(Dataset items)
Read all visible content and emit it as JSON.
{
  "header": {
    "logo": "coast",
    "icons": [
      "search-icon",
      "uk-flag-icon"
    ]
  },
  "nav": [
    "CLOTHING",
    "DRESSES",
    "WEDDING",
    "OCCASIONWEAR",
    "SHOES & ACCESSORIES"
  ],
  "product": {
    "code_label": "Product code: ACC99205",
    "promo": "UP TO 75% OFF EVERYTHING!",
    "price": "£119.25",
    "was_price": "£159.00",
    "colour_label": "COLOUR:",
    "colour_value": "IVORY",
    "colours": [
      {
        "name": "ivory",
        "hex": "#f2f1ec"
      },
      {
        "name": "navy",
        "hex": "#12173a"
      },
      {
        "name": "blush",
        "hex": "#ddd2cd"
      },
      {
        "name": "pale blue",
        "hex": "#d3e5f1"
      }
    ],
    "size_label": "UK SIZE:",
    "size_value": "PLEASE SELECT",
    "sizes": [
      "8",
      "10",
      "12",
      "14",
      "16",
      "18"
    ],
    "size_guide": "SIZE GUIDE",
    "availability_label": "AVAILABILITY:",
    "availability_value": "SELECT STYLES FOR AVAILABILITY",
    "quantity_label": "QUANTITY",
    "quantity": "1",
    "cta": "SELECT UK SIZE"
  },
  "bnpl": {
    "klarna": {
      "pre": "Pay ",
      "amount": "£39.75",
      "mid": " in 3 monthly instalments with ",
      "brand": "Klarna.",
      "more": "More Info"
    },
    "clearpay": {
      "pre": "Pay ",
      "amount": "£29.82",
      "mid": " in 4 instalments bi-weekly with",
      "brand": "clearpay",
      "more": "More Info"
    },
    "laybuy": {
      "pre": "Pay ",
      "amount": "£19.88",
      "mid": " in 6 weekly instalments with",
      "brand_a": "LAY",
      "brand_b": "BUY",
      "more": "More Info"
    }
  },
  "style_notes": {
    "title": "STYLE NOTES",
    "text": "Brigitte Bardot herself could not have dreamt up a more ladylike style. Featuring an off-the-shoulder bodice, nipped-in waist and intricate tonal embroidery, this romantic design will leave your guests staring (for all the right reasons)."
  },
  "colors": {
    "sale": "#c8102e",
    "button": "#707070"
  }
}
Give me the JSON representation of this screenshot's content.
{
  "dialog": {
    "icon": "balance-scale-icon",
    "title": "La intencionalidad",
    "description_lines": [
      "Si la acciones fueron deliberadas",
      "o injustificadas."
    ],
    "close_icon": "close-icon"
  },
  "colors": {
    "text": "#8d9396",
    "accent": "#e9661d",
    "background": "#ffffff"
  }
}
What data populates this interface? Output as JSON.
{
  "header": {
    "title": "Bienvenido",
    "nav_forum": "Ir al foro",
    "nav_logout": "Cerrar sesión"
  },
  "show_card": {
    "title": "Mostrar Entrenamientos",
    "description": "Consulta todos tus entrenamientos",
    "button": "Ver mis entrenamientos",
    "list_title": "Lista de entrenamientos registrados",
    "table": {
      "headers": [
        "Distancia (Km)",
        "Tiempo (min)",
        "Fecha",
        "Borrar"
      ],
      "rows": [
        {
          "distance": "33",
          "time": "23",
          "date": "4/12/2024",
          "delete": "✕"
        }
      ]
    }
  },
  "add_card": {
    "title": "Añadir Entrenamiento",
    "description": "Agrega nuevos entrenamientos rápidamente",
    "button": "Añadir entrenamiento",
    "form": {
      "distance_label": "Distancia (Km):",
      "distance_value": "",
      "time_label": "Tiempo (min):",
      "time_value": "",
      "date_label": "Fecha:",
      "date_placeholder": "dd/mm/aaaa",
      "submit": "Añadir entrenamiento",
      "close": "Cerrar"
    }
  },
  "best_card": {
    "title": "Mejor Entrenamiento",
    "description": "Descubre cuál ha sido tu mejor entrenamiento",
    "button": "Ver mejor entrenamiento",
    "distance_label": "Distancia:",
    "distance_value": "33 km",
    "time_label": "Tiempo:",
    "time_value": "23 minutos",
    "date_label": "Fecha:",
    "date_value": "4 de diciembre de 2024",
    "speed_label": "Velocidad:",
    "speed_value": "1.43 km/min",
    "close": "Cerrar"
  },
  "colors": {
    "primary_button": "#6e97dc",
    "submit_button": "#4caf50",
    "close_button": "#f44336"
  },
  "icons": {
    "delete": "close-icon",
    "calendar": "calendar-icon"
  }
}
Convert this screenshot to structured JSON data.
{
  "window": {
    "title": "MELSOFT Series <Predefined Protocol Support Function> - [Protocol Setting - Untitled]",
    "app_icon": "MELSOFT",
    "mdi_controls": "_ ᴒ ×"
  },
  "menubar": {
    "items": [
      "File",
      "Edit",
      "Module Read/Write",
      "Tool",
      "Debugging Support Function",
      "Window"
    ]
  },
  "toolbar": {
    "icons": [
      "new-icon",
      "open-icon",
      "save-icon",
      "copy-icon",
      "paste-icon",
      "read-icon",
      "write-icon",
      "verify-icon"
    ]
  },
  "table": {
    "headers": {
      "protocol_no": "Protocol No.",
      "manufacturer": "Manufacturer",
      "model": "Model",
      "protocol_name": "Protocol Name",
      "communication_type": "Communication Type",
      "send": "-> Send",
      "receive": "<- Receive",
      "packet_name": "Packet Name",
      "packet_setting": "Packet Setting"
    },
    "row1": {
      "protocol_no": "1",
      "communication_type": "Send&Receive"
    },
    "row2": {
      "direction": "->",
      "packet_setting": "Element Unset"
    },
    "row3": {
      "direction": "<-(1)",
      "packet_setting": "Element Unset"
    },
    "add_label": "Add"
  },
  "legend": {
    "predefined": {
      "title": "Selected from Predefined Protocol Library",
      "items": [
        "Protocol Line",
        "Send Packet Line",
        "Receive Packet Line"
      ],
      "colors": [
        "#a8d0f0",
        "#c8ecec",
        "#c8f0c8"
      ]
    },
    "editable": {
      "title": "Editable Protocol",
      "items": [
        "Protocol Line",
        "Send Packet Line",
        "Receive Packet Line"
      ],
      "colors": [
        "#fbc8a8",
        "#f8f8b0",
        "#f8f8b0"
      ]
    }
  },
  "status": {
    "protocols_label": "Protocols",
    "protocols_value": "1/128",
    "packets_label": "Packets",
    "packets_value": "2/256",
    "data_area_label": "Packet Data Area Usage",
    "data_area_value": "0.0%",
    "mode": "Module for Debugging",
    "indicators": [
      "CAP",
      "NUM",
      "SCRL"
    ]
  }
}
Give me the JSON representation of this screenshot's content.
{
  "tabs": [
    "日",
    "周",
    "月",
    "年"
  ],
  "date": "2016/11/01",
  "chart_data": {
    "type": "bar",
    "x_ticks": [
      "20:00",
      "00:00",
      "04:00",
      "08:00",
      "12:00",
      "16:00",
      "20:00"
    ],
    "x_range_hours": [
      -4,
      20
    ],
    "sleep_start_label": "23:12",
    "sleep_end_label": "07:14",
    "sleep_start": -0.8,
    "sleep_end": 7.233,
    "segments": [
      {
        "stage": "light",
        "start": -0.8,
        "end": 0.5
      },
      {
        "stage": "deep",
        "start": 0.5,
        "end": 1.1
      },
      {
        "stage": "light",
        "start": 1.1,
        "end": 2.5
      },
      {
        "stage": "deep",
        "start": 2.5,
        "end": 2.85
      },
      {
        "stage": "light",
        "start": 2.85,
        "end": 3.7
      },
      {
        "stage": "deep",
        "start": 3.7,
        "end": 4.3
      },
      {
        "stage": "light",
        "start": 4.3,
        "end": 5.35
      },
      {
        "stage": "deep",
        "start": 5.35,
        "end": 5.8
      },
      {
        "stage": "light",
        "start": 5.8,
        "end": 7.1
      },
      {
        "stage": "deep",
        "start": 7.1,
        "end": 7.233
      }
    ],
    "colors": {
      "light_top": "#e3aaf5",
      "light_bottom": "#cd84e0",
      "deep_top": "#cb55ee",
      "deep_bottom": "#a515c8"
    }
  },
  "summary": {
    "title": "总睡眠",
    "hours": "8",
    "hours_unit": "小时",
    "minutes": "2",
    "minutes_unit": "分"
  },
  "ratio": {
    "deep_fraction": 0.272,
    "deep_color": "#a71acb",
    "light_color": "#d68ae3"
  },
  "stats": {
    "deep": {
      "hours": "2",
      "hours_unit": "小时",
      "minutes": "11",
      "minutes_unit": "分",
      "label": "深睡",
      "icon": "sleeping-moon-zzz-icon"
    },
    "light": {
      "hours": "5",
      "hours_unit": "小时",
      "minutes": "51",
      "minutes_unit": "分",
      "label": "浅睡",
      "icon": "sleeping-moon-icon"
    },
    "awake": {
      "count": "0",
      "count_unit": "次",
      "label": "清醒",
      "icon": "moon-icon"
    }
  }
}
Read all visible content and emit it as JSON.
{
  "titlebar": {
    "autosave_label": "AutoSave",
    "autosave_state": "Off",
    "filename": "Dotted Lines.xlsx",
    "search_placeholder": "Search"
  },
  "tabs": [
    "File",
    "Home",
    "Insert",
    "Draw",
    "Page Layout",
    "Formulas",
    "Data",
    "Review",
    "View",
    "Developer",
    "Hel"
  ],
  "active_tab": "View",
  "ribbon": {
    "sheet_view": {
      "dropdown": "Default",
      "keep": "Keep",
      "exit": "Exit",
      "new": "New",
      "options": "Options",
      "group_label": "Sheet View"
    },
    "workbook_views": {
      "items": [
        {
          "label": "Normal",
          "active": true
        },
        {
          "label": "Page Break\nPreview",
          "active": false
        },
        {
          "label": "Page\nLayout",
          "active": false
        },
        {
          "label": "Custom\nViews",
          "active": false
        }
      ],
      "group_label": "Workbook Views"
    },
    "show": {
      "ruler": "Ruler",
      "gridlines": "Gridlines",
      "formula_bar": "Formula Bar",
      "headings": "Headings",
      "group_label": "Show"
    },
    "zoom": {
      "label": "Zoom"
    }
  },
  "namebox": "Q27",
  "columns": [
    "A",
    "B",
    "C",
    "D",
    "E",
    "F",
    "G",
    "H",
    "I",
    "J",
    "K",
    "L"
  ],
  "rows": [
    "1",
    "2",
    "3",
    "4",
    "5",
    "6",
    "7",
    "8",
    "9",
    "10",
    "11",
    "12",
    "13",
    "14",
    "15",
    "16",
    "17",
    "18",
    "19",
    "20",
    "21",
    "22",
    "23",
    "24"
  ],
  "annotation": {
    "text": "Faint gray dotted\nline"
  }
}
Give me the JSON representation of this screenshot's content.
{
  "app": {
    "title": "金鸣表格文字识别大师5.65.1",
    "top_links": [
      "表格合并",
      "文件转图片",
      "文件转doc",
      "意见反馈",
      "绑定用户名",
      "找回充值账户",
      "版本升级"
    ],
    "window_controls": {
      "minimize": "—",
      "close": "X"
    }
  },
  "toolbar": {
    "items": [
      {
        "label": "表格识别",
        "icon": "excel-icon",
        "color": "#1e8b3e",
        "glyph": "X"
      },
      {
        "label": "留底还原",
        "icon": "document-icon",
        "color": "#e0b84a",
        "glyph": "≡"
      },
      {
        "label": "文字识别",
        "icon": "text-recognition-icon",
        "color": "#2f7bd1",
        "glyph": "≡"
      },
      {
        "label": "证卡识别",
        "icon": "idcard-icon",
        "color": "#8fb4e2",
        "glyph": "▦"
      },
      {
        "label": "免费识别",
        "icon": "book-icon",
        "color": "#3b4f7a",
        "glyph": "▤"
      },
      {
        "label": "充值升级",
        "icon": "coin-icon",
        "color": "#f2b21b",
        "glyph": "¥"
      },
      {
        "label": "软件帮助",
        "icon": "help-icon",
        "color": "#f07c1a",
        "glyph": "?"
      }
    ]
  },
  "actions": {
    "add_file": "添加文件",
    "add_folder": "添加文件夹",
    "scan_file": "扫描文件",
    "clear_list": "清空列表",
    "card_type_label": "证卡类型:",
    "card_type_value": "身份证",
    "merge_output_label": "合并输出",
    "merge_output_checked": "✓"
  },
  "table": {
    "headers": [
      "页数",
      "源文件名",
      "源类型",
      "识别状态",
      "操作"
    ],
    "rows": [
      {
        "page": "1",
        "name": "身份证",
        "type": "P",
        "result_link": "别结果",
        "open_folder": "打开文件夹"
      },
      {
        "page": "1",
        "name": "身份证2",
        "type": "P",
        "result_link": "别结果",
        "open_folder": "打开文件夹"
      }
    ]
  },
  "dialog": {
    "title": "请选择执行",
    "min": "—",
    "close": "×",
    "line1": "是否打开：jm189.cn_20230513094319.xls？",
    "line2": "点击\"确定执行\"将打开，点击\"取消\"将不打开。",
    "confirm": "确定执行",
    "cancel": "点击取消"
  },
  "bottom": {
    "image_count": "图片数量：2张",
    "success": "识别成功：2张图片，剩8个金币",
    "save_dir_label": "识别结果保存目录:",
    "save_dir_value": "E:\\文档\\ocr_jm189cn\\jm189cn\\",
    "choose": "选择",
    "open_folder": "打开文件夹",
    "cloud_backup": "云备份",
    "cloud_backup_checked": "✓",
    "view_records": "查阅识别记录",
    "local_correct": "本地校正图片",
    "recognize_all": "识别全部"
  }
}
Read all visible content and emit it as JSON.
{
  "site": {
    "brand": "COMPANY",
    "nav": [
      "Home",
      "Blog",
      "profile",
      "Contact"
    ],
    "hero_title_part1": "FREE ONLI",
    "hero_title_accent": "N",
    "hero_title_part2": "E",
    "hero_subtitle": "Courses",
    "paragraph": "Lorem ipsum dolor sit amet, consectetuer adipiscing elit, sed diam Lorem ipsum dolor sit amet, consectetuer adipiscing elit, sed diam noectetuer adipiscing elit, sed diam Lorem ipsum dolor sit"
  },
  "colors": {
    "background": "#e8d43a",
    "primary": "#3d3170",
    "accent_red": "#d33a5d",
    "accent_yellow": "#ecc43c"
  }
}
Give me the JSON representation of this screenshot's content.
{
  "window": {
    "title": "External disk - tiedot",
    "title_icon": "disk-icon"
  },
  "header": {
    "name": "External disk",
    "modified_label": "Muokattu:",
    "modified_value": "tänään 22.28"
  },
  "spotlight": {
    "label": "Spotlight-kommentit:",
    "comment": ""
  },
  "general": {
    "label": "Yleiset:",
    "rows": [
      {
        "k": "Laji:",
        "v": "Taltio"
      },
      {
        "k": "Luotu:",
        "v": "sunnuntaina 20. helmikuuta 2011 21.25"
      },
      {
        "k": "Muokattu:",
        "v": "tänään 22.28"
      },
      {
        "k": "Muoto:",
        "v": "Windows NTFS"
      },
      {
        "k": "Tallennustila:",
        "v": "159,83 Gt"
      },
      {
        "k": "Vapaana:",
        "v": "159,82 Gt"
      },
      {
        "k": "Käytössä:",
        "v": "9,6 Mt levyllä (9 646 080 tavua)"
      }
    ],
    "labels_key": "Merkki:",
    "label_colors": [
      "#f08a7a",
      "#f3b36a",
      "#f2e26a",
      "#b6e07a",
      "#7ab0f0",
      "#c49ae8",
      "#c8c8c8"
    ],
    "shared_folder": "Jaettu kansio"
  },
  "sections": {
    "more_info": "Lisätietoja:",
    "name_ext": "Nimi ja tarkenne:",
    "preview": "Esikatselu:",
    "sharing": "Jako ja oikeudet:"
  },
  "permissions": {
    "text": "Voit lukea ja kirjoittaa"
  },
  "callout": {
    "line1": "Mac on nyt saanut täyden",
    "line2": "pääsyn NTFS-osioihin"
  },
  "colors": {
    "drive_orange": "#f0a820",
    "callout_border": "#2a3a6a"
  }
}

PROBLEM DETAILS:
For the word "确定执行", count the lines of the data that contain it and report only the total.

RESULT BELOW:
2